• **Supplied material**

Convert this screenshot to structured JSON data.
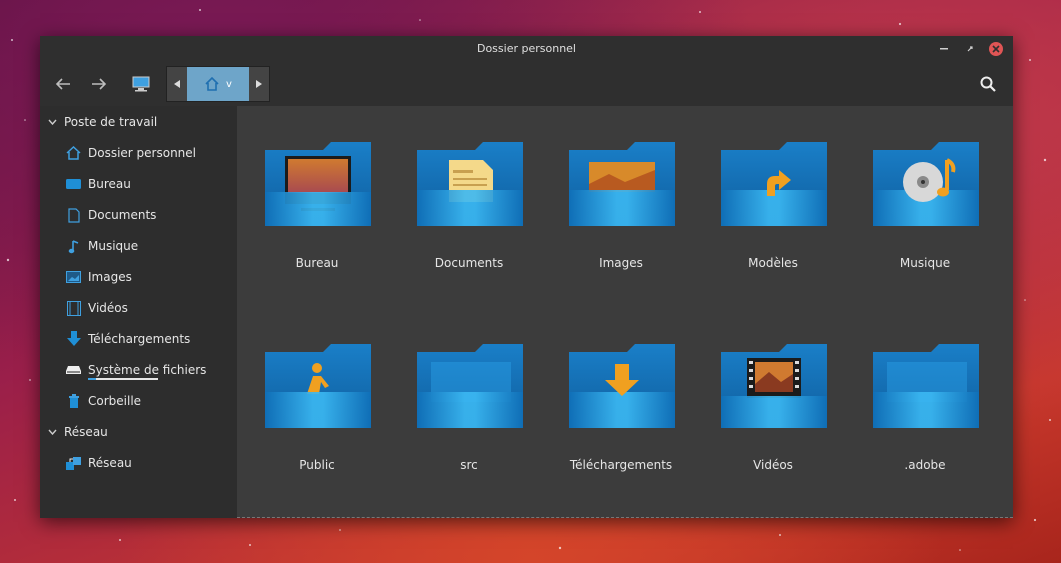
{
  "window": {
    "title": "Dossier personnel"
  },
  "toolbar": {
    "path_home_label": "v"
  },
  "sidebar": {
    "sections": [
      {
        "title": "Poste de travail",
        "items": [
          {
            "label": "Dossier personnel",
            "icon": "home-icon"
          },
          {
            "label": "Bureau",
            "icon": "desktop-icon"
          },
          {
            "label": "Documents",
            "icon": "document-icon"
          },
          {
            "label": "Musique",
            "icon": "music-note-icon"
          },
          {
            "label": "Images",
            "icon": "image-icon"
          },
          {
            "label": "Vidéos",
            "icon": "film-icon"
          },
          {
            "label": "Téléchargements",
            "icon": "download-arrow-icon"
          },
          {
            "label": "Système de fichiers",
            "icon": "drive-icon"
          },
          {
            "label": "Corbeille",
            "icon": "trash-icon"
          }
        ]
      },
      {
        "title": "Réseau",
        "items": [
          {
            "label": "Réseau",
            "icon": "network-icon"
          }
        ]
      }
    ]
  },
  "folders": [
    {
      "label": "Bureau",
      "emblem": "desktop"
    },
    {
      "label": "Documents",
      "emblem": "document"
    },
    {
      "label": "Images",
      "emblem": "image"
    },
    {
      "label": "Modèles",
      "emblem": "template-arrow"
    },
    {
      "label": "Musique",
      "emblem": "music"
    },
    {
      "label": "Public",
      "emblem": "person"
    },
    {
      "label": "src",
      "emblem": "none"
    },
    {
      "label": "Téléchargements",
      "emblem": "download"
    },
    {
      "label": "Vidéos",
      "emblem": "video"
    },
    {
      "label": ".adobe",
      "emblem": "none"
    }
  ],
  "colors": {
    "folder_blue": "#1f8fd6",
    "folder_light": "#3bb4f0",
    "emblem_orange": "#f0a020",
    "path_active": "#6ea5c9"
  }
}
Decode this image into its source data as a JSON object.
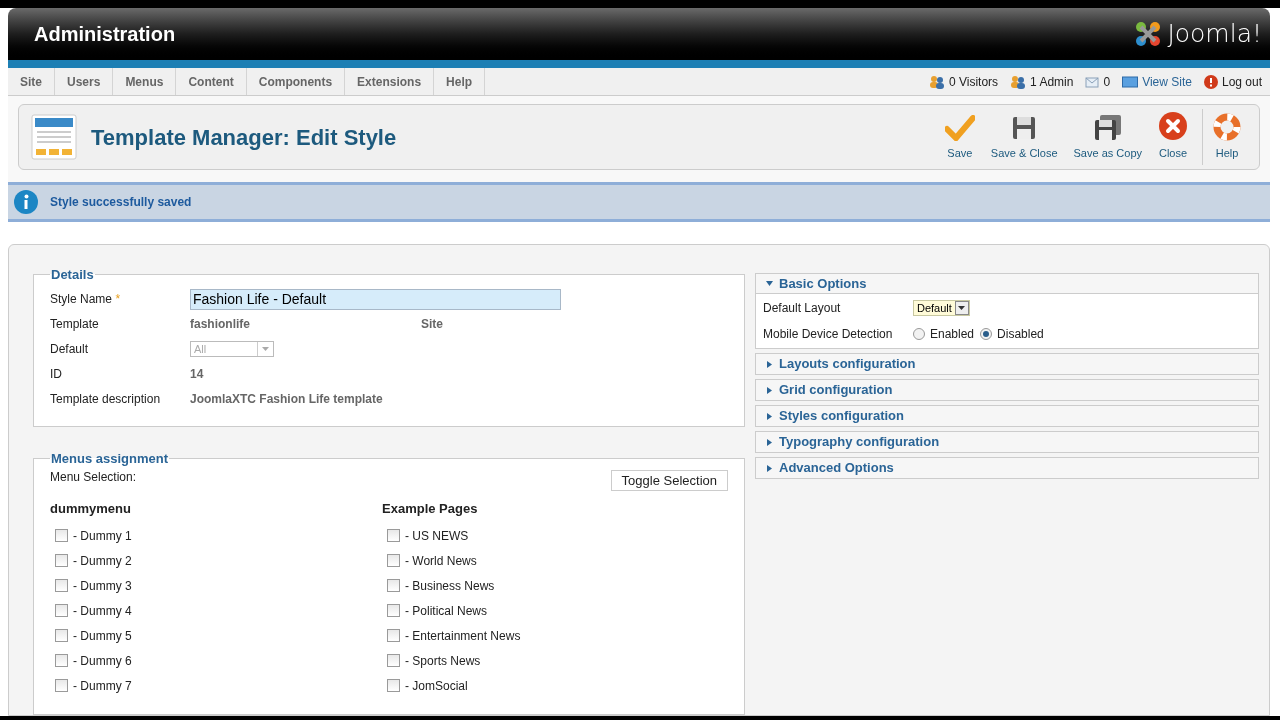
{
  "header": {
    "title": "Administration",
    "logo_text": "Joomla!"
  },
  "menu": [
    "Site",
    "Users",
    "Menus",
    "Content",
    "Components",
    "Extensions",
    "Help"
  ],
  "status": [
    {
      "kind": "visitors",
      "text": "0 Visitors"
    },
    {
      "kind": "admins",
      "text": "1 Admin"
    },
    {
      "kind": "messages",
      "text": "0"
    },
    {
      "kind": "view_site",
      "text": "View Site"
    },
    {
      "kind": "logout",
      "text": "Log out"
    }
  ],
  "page_title": "Template Manager: Edit Style",
  "toolbar": [
    {
      "kind": "save",
      "label": "Save"
    },
    {
      "kind": "save_close",
      "label": "Save & Close"
    },
    {
      "kind": "save_copy",
      "label": "Save as Copy"
    },
    {
      "kind": "close",
      "label": "Close"
    },
    {
      "kind": "help",
      "label": "Help"
    }
  ],
  "message": "Style successfully saved",
  "details": {
    "legend": "Details",
    "fields": [
      {
        "kind": "input",
        "label": "Style Name",
        "required_mark": "*",
        "value": "Fashion Life - Default"
      },
      {
        "kind": "text",
        "label": "Template",
        "value": "fashionlife",
        "extra": "Site"
      },
      {
        "kind": "select",
        "label": "Default",
        "value": "All",
        "disabled": true
      },
      {
        "kind": "text",
        "label": "ID",
        "value": "14"
      },
      {
        "kind": "text",
        "label": "Template description",
        "value": "JoomlaXTC Fashion Life template"
      }
    ]
  },
  "options": [
    {
      "title": "Basic Options",
      "expanded": true,
      "fields": [
        {
          "kind": "select",
          "label": "Default Layout",
          "value": "Default"
        },
        {
          "kind": "radio",
          "label": "Mobile Device Detection",
          "choices": [
            {
              "label": "Enabled",
              "selected": false
            },
            {
              "label": "Disabled",
              "selected": true
            }
          ]
        }
      ]
    },
    {
      "title": "Layouts configuration",
      "expanded": false
    },
    {
      "title": "Grid configuration",
      "expanded": false
    },
    {
      "title": "Styles configuration",
      "expanded": false
    },
    {
      "title": "Typography configuration",
      "expanded": false
    },
    {
      "title": "Advanced Options",
      "expanded": false
    }
  ],
  "menus_assignment": {
    "legend": "Menus assignment",
    "selection_label": "Menu Selection:",
    "toggle_button": "Toggle Selection",
    "menus": [
      {
        "title": "dummymenu",
        "items": [
          {
            "label": "- Dummy 1",
            "checked": false
          },
          {
            "label": "- Dummy 2",
            "checked": false
          },
          {
            "label": "- Dummy 3",
            "checked": false
          },
          {
            "label": "- Dummy 4",
            "checked": false
          },
          {
            "label": "- Dummy 5",
            "checked": false
          },
          {
            "label": "- Dummy 6",
            "checked": false
          },
          {
            "label": "- Dummy 7",
            "checked": false
          }
        ]
      },
      {
        "title": "Example Pages",
        "items": [
          {
            "label": "- US NEWS",
            "checked": false
          },
          {
            "label": "- World News",
            "checked": false
          },
          {
            "label": "- Business News",
            "checked": false
          },
          {
            "label": "- Political News",
            "checked": false
          },
          {
            "label": "- Entertainment News",
            "checked": false
          },
          {
            "label": "- Sports News",
            "checked": false
          },
          {
            "label": "- JomSocial",
            "checked": false
          }
        ]
      }
    ]
  }
}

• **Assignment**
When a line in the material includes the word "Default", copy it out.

• **Solution to the problem**
        "value": "Fashion Life - Default"
        "label": "Default",
          "label": "Default Layout",
          "value": "Default"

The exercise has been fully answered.